The answer should match the entries that follow exactly, except that no image appears in it.

++++ Records shown

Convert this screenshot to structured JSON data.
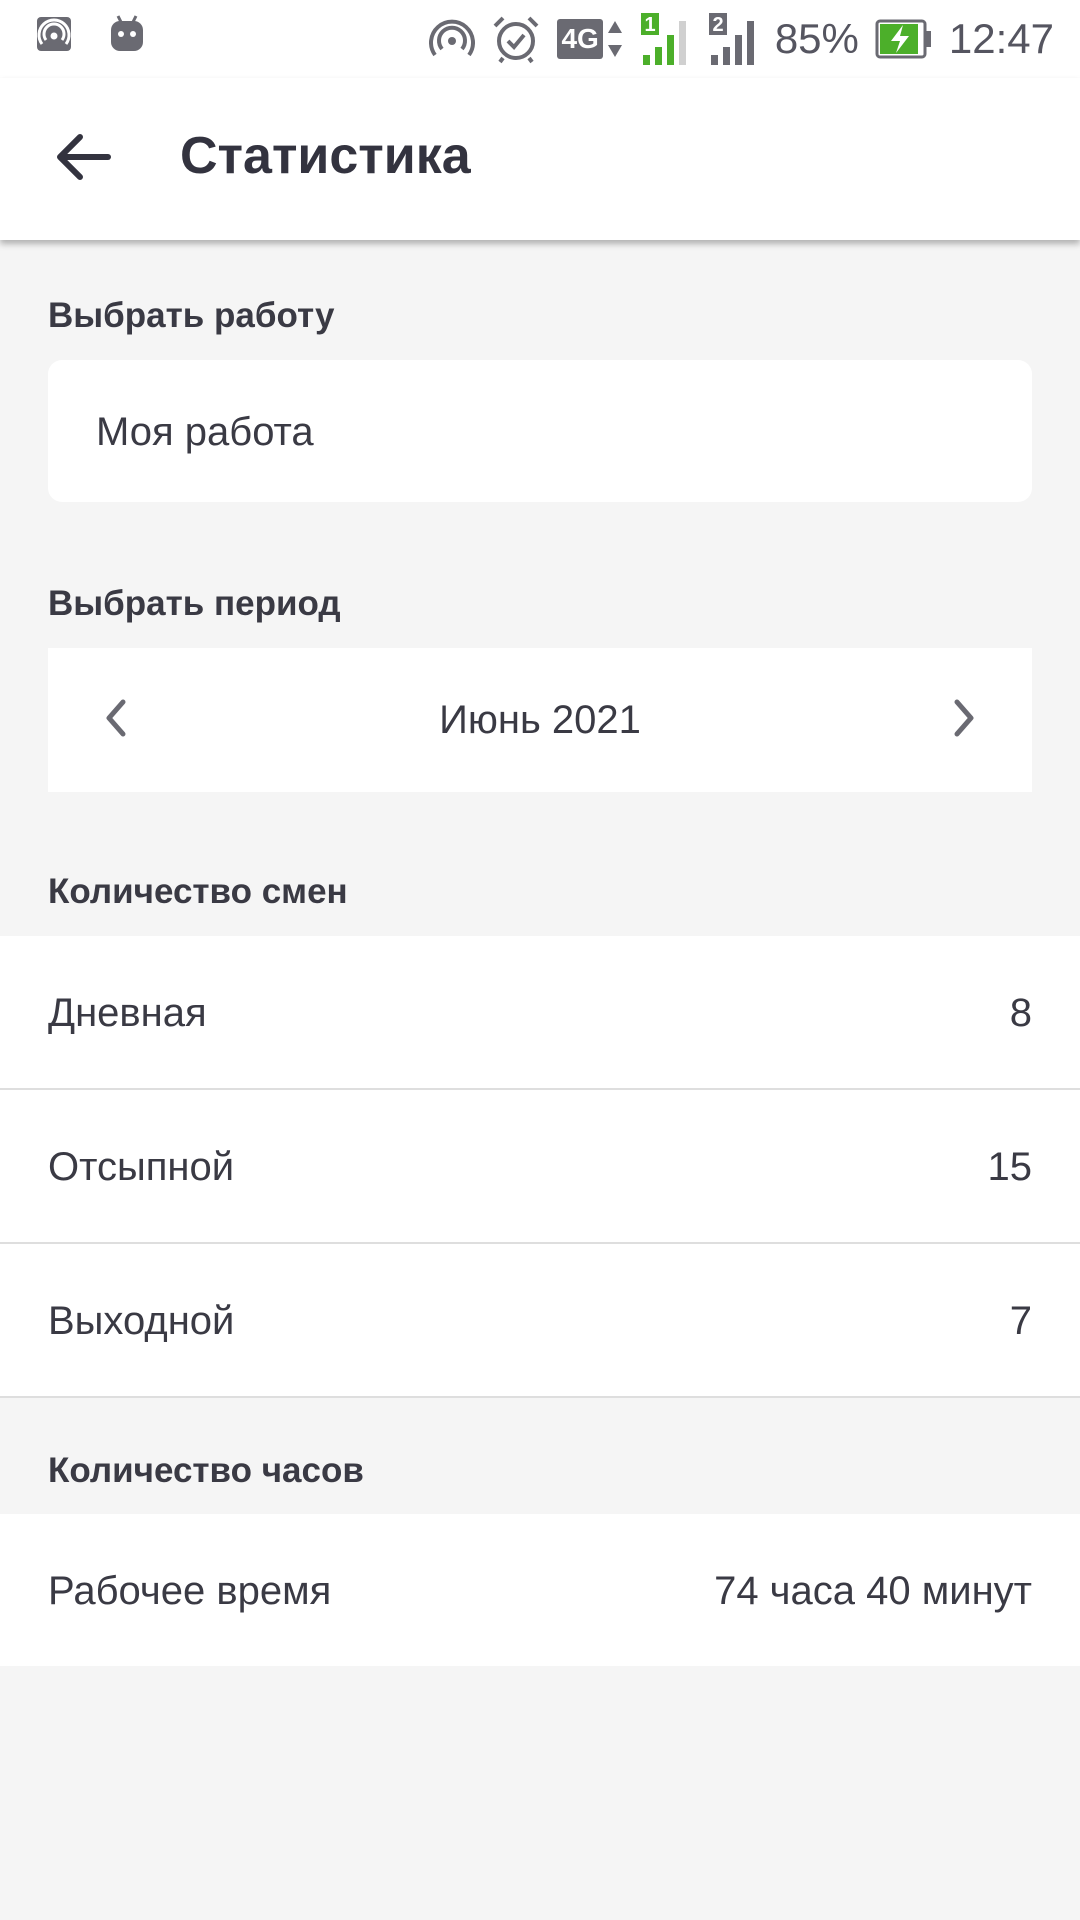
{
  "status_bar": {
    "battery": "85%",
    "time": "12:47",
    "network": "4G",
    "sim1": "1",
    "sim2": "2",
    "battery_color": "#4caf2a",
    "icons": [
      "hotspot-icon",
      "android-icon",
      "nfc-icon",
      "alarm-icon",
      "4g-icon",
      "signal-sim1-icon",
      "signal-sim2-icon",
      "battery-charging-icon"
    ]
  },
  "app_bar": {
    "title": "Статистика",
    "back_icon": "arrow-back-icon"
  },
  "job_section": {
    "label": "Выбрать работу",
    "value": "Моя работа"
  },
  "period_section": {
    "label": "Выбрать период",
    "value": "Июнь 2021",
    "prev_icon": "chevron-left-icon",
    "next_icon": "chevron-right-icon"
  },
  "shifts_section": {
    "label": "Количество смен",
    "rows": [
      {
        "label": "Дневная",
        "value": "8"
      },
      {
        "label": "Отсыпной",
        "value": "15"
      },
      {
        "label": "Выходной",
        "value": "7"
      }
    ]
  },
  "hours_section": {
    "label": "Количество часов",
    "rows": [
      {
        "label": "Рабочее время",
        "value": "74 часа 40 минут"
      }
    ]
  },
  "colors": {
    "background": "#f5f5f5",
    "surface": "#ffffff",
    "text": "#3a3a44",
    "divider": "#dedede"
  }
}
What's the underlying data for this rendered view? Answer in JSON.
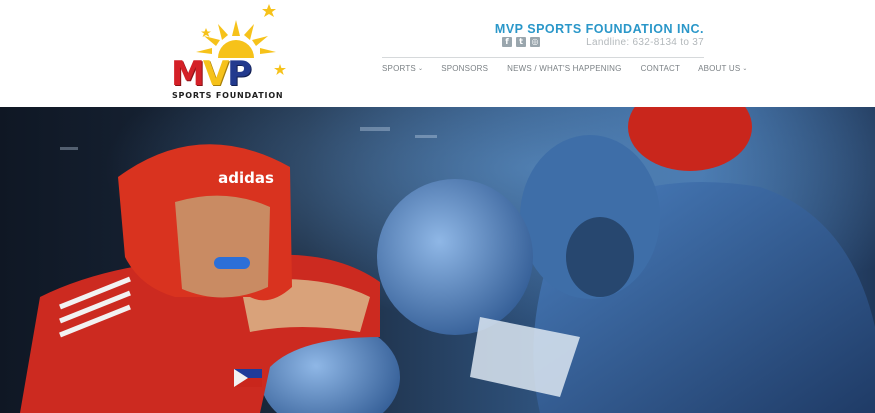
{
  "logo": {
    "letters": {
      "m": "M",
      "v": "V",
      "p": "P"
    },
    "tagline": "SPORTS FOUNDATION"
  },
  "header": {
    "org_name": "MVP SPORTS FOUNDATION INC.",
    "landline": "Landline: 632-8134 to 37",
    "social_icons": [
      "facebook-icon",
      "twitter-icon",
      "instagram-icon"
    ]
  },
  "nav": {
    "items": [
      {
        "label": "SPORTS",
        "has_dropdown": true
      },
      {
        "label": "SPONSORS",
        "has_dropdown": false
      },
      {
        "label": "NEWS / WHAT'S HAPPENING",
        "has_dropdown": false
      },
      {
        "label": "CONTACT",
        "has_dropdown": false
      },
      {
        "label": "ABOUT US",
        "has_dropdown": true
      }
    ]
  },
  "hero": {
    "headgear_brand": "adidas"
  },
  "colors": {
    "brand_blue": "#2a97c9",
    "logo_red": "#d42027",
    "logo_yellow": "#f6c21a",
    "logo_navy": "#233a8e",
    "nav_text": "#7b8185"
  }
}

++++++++

- _Completed exercise_:
Convert this screenshot to structured JSON data.
{
  "status_bar": {
    "battery": "85%",
    "time": "12:47",
    "network": "4G",
    "sim1": "1",
    "sim2": "2",
    "battery_color": "#4caf2a",
    "icons": [
      "hotspot-icon",
      "android-icon",
      "nfc-icon",
      "alarm-icon",
      "4g-icon",
      "signal-sim1-icon",
      "signal-sim2-icon",
      "battery-charging-icon"
    ]
  },
  "app_bar": {
    "title": "Статистика",
    "back_icon": "arrow-back-icon"
  },
  "job_section": {
    "label": "Выбрать работу",
    "value": "Моя работа"
  },
  "period_section": {
    "label": "Выбрать период",
    "value": "Июнь 2021",
    "prev_icon": "chevron-left-icon",
    "next_icon": "chevron-right-icon"
  },
  "shifts_section": {
    "label": "Количество смен",
    "rows": [
      {
        "label": "Дневная",
        "value": "8"
      },
      {
        "label": "Отсыпной",
        "value": "15"
      },
      {
        "label": "Выходной",
        "value": "7"
      }
    ]
  },
  "hours_section": {
    "label": "Количество часов",
    "rows": [
      {
        "label": "Рабочее время",
        "value": "74 часа 40 минут"
      }
    ]
  },
  "colors": {
    "background": "#f5f5f5",
    "surface": "#ffffff",
    "text": "#3a3a44",
    "divider": "#dedede"
  }
}
What's the underlying data for this rendered view? Answer in JSON.
{
  "logo": {
    "letters": {
      "m": "M",
      "v": "V",
      "p": "P"
    },
    "tagline": "SPORTS FOUNDATION"
  },
  "header": {
    "org_name": "MVP SPORTS FOUNDATION INC.",
    "landline": "Landline: 632-8134 to 37",
    "social_icons": [
      "facebook-icon",
      "twitter-icon",
      "instagram-icon"
    ]
  },
  "nav": {
    "items": [
      {
        "label": "SPORTS",
        "has_dropdown": true
      },
      {
        "label": "SPONSORS",
        "has_dropdown": false
      },
      {
        "label": "NEWS / WHAT'S HAPPENING",
        "has_dropdown": false
      },
      {
        "label": "CONTACT",
        "has_dropdown": false
      },
      {
        "label": "ABOUT US",
        "has_dropdown": true
      }
    ]
  },
  "hero": {
    "headgear_brand": "adidas"
  },
  "colors": {
    "brand_blue": "#2a97c9",
    "logo_red": "#d42027",
    "logo_yellow": "#f6c21a",
    "logo_navy": "#233a8e",
    "nav_text": "#7b8185"
  }
}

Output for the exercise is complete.